It’s a good idea to find out what type of plant you have, and once you know, use that to look up what sort of care it requires. Knowledge is power. It’s easy to assume all plants want as much sun and water as possible but that isn’t always the case. Take special note of the type of sun your houseplant prefers, how wet or dry the soil should be, and how often you need to fertilize. I also like to familiarize myself with growth habits and problems that can happen so I can be proactive in spotting them You don’t need to be an expert, but a general idea on what your houseplant needs to thrive will go a long way.

Pick a Spot and a Pot

Now that you know what type of houseplant you have and what conditions it prefers, pick out a spot for your plant. Keep in mind the direction of the sun, how far away from the window and whether there are blinds or curtains filtering the light. The idea here is that you want to find an ideal spot and not move your plant around too much. Consider that once your plant is established and settled, moving it again will mean it has to readjust.

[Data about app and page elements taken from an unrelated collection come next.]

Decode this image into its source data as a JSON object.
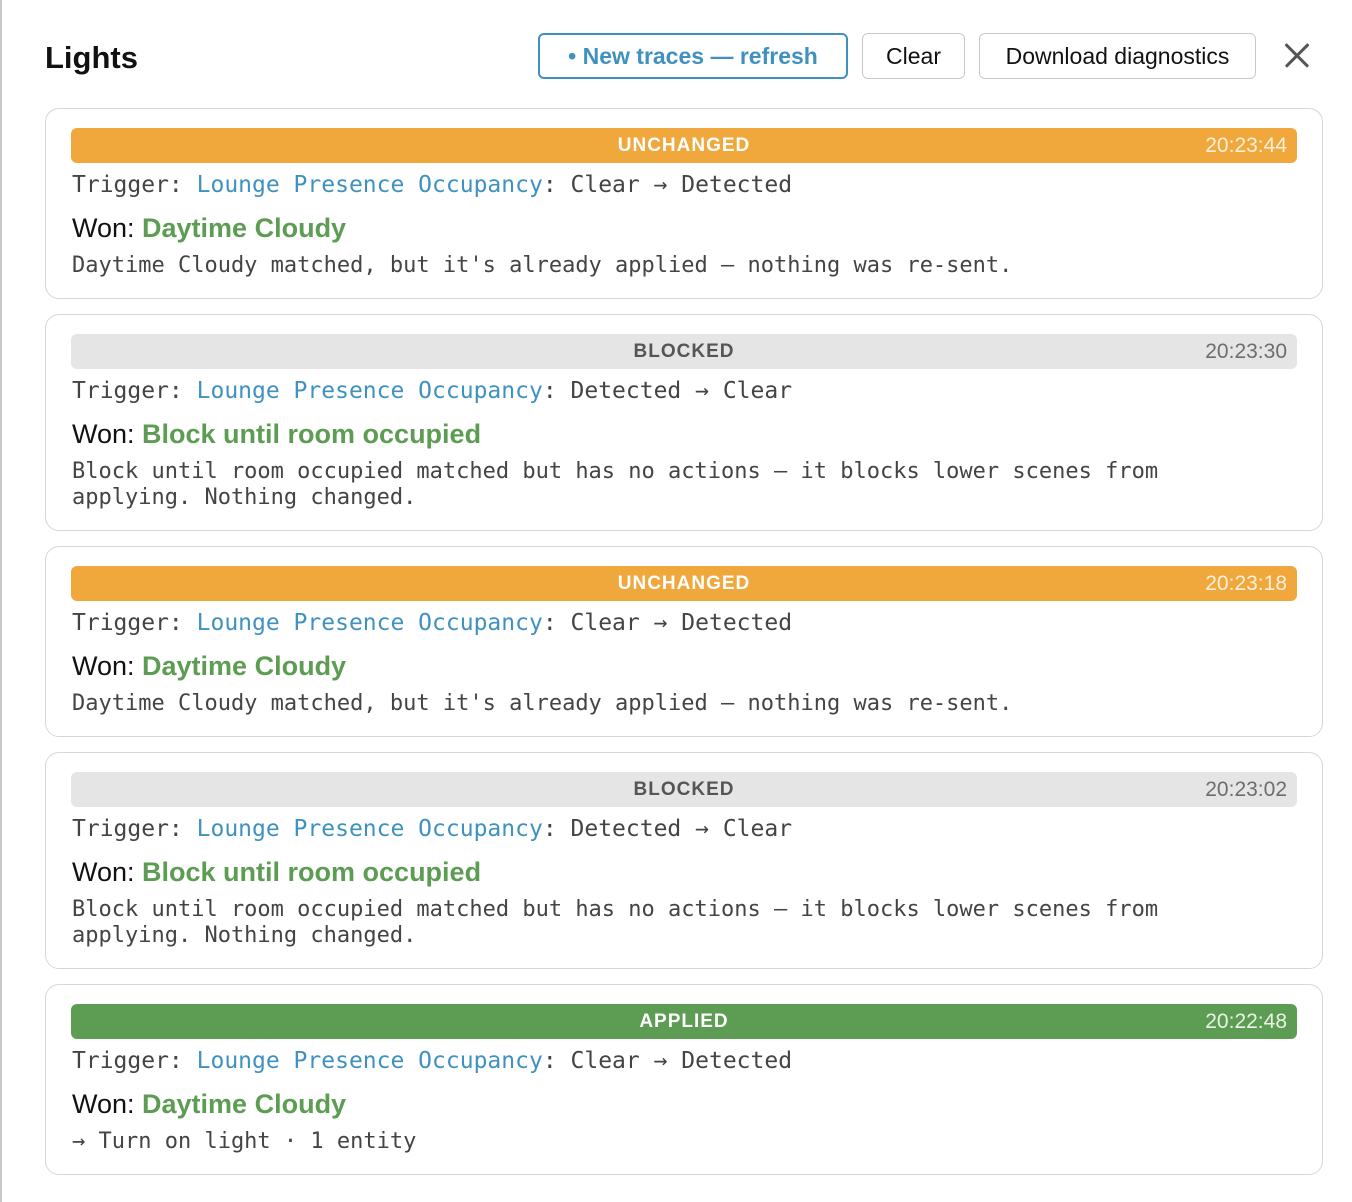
{
  "panel": {
    "title": "Lights",
    "refresh_label": "• New traces — refresh",
    "clear_label": "Clear",
    "download_label": "Download diagnostics",
    "close_icon": "close-icon"
  },
  "labels": {
    "trigger_prefix": "Trigger: ",
    "won_prefix": "Won: "
  },
  "colors": {
    "unchanged": "#f0a83c",
    "blocked": "#e5e5e5",
    "applied": "#5d9d53",
    "link": "#3f92c0",
    "scene": "#5d9d53"
  },
  "traces": [
    {
      "status": "UNCHANGED",
      "time": "20:23:44",
      "trigger_entity": "Lounge Presence Occupancy",
      "transition": ": Clear → Detected",
      "won_scene": "Daytime Cloudy",
      "detail": "Daytime Cloudy matched, but it's already applied — nothing was re-sent."
    },
    {
      "status": "BLOCKED",
      "time": "20:23:30",
      "trigger_entity": "Lounge Presence Occupancy",
      "transition": ": Detected → Clear",
      "won_scene": "Block until room occupied",
      "detail": "Block until room occupied matched but has no actions — it blocks lower scenes from applying. Nothing changed."
    },
    {
      "status": "UNCHANGED",
      "time": "20:23:18",
      "trigger_entity": "Lounge Presence Occupancy",
      "transition": ": Clear → Detected",
      "won_scene": "Daytime Cloudy",
      "detail": "Daytime Cloudy matched, but it's already applied — nothing was re-sent."
    },
    {
      "status": "BLOCKED",
      "time": "20:23:02",
      "trigger_entity": "Lounge Presence Occupancy",
      "transition": ": Detected → Clear",
      "won_scene": "Block until room occupied",
      "detail": "Block until room occupied matched but has no actions — it blocks lower scenes from applying. Nothing changed."
    },
    {
      "status": "APPLIED",
      "time": "20:22:48",
      "trigger_entity": "Lounge Presence Occupancy",
      "transition": ": Clear → Detected",
      "won_scene": "Daytime Cloudy",
      "detail": "→ Turn on light · 1 entity"
    }
  ]
}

Now is also a great time to consider the soil conditions that your plant needs. Plants that prefer to dry out can benefit from being placed in clay pots that will help wick moisture away. Avoid clay pots for plants that prefer to stay moist or you’ll find yourself watering more often – these can do better in glazed or plastic pots. In all cases make sure your plant pot has drainage or you will definitely see issues in the future.

While plenty of plants show up well potted, some could use a better soil either for the plant or for you and how often you’ll actually remember to water it.

Have Patience

Once you’re sure your new plant is pest-free, and settled into its new home, the best thing is just a little patience. A lot of people get frustrated that their new plant isn’t doing anything at all and start trying all sorts of things to get it to grow, which does more harm than good.

The journey from where it was to your home could have been very tough on your houseplant. It’s in a new place with new light, different humidity and different water. Give some time for it to adjust fully and it’ll start growing soon enough.

Water according to the needs of the plant and keep an eye out for any signs the plant is struggling (browning, rotting, etc.). In some cases plants will drop all their leaves when moved just to grow them all back to fit their new environment better, but hopefully you’ll be aware of that if you’ve done your research.

Resist the urge to disturb the roots or move the plant to new locations constantly which will just continue to stress it out. Have patience and before you know, it will be thanking you with new leaves.